E.  is a cash cow.  And by that I mean, it appears to be an opportunity for pedagogical innovation and delivery of measurable achievement goals that will have a beneficial result for student learning and university programming within the parameters of the university’s mission statement.

F.  is sort of limited by the length of my extension cord.


You packed

A.  every black knit pullover I own, and one charcoal sweater to add a punch of color.  And at the last minute.

B.  ironically.

C.  50 term papers that need to be graded before midterms are due.

D.  fabulous shoes—lots of them.

E.  actually, my wife does that for me.

F.  flannel (without irony).

What does your conference emphasize?

A.  method

B.  criticism

C.  content

D.  theory

E.  vision

F.  making

Your workshops focus on:

A.  computational strategies

B.  haptic experience

C.  varied interpretations of the built environment

D.  theory in past practice

E.  pie charts and tie tacks

F.  “work” and “shop”

Between conference sessions, you can be found

A.  at Starbucks, tapping my iPhone.

B.  behind the conference hotel, instagramming the garbage bins.

C.  down the block, taking photographs.

D.  outside, smoking and frowning.

E.  everywhere, networking.

F.  with everyone else, talking shop.

When a presenter makes a bold claim that challenges your field’s canon, your response is to:

A.  shrug it off; what’s a ‘canon,’ anyway?

B.  hug him

C.  roll my eyes and audibly sigh, then rip his argument to shreds–with friends at the hotel bar later

D. stand and applaud (if the claim supports my politics) or start a Twitter campaign to have his tenure revoked (if the claim challenges my politics)

E.  wonder if this will become a “best practice” by next year, in which case, I’d better call a meeting to revise the strategic plan

F.  warn him to be careful; he could lose a finger

My conference is held in:

A.  New York or Berlin

B.  New York or Los Angeles

C.  Charleston or Philadelphia

D.  New York or some place that is regrettably not New York

E.  Pebble Beach or Vail

F.  Franklin, IN or Bumble, ME

What happens during your absence from campus?

A.  ten students gain four additional hours on Facebook

B.  fifteen students make an impromptu field trip to Starbuck’s

C.  fifty students spend an extra hour in studio (checking Facebook)

D.  one hundred students sleep in

E.  no one notices

F.  everyone freaks out until I return

You know the routine.  Which ever letter you marked most frequently will reveal your proper place in the wild and wooly wacky world of Art and Architecture School.

A.  You are (or should be) an architectural design studio professor

B.  You are (or should be) an art studio professor

C.  You are (or should be) an architectural historian

D.  You are (or should be) an art historian

E.  You are (or should be) a university administrator

F.  You are (or should be) a woodshop supervisor

Do be a dear and let us know how much we’ve helped.


One thought on “authoritative guide to careers in art and architecture education

  1. I have long suspected that I am, or should be, an art historian.
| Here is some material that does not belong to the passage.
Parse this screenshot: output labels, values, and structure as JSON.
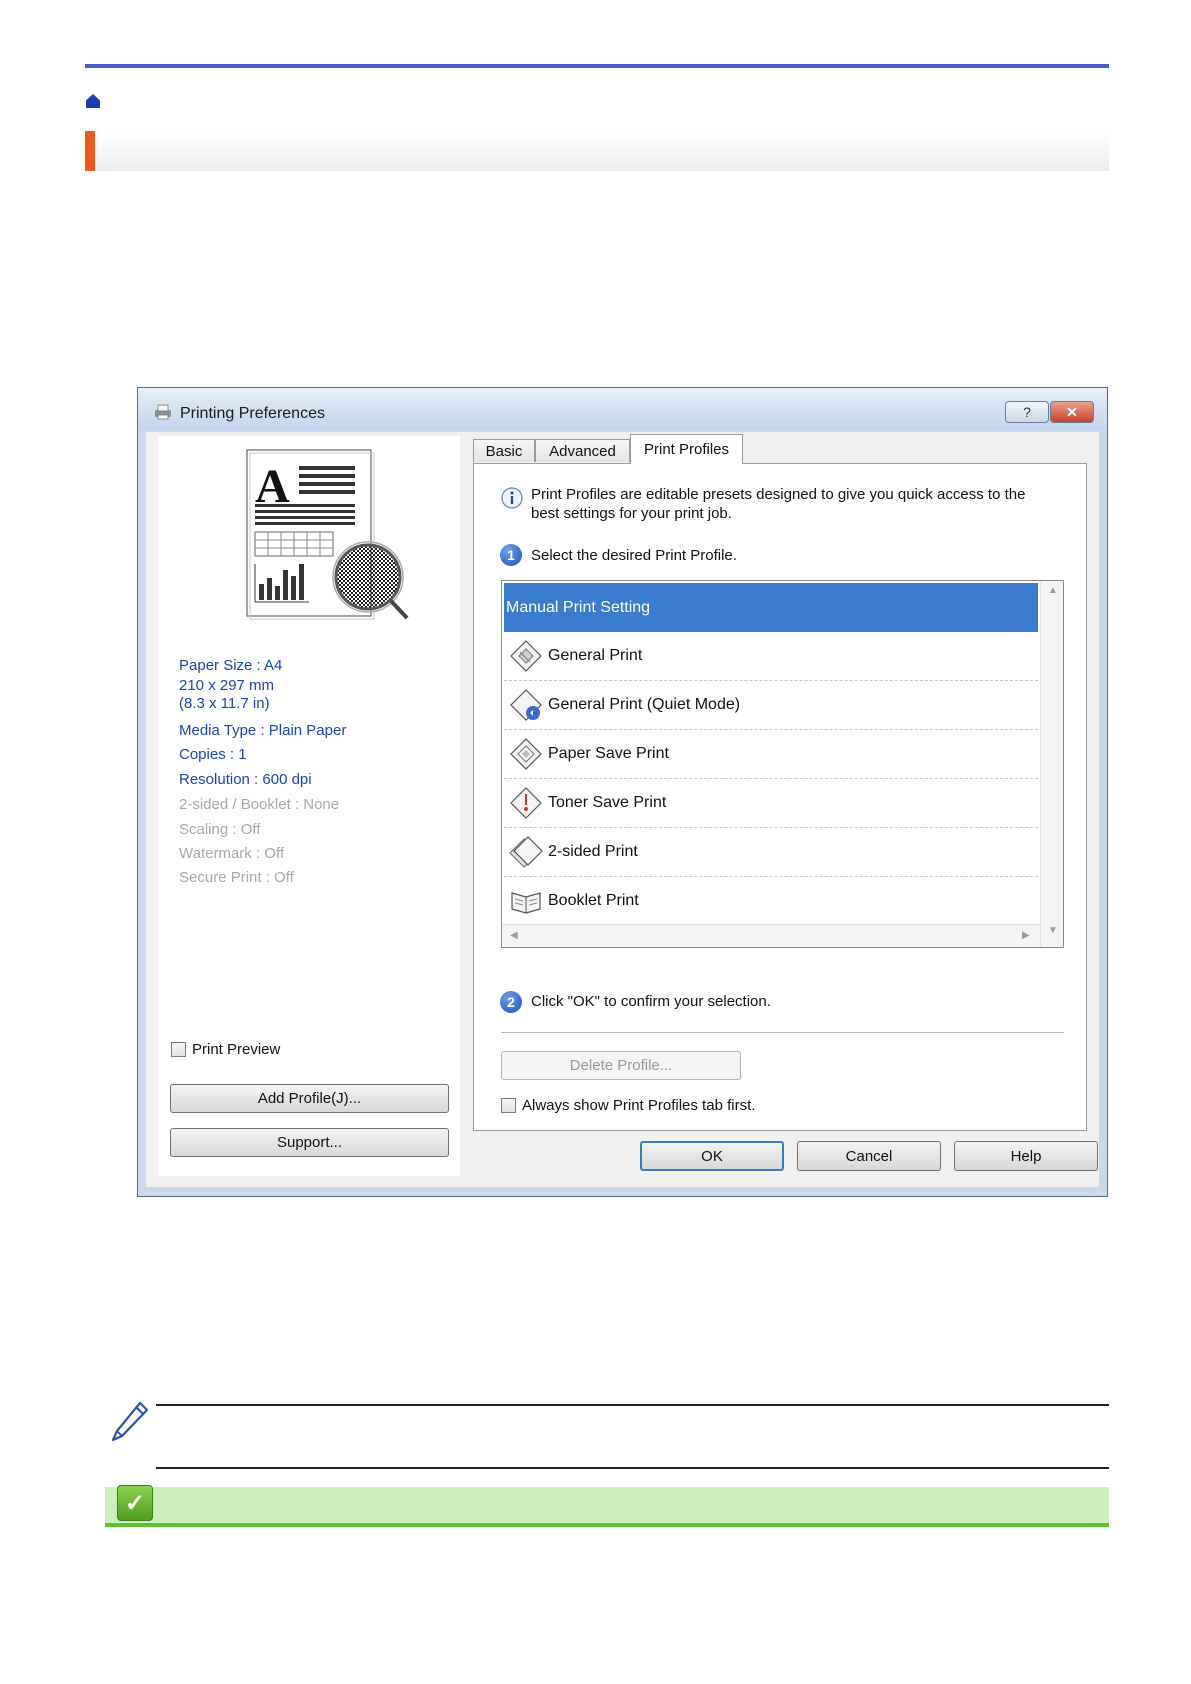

But one with surprising sympathies for wood shop supervisors. And more than a little respect for people who come up with these things.

Leave a Reply
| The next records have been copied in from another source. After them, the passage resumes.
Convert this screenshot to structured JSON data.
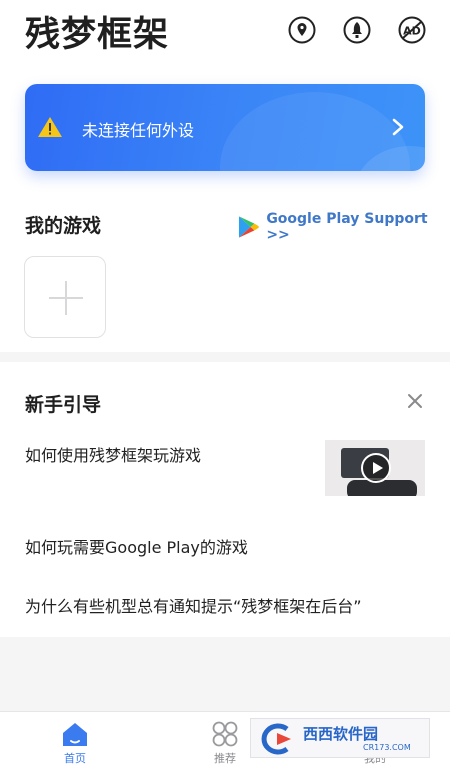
{
  "header": {
    "title": "残梦框架",
    "icons": [
      "location-pin-icon",
      "rocket-icon",
      "ad-block-icon"
    ]
  },
  "banner": {
    "text": "未连接任何外设",
    "icon": "warning-icon",
    "accent": "#2f6cf5"
  },
  "my_games": {
    "title": "我的游戏",
    "google_play_link": "Google Play Support >>",
    "add_icon": "plus-icon"
  },
  "guide": {
    "title": "新手引导",
    "items": [
      {
        "label": "如何使用残梦框架玩游戏"
      },
      {
        "label": "如何玩需要Google Play的游戏"
      },
      {
        "label": "为什么有些机型总有通知提示“残梦框架在后台”"
      }
    ]
  },
  "bottom_nav": {
    "items": [
      {
        "label": "首页",
        "icon": "home-icon",
        "active": true
      },
      {
        "label": "推荐",
        "icon": "grid-icon",
        "active": false
      },
      {
        "label": "我的",
        "icon": "user-icon",
        "active": false
      }
    ]
  },
  "watermark": {
    "text": "西西软件园",
    "sub": "CR173.COM"
  },
  "colors": {
    "accent": "#3a7bf0",
    "link": "#3f78c8",
    "banner_start": "#2f6cf5",
    "banner_end": "#3d93f8"
  }
}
Fill in your details below or click an icon to log in: Logo

You are commenting using your account. Log Out /  Change )

Google+ photo

You are commenting using your Google+ account. Log Out /  Change )

Twitter picture

You are commenting using your Twitter account. Log Out /  Change )

Facebook photo

You are commenting using your Facebook account. Log Out /  Change )


Connecting to %s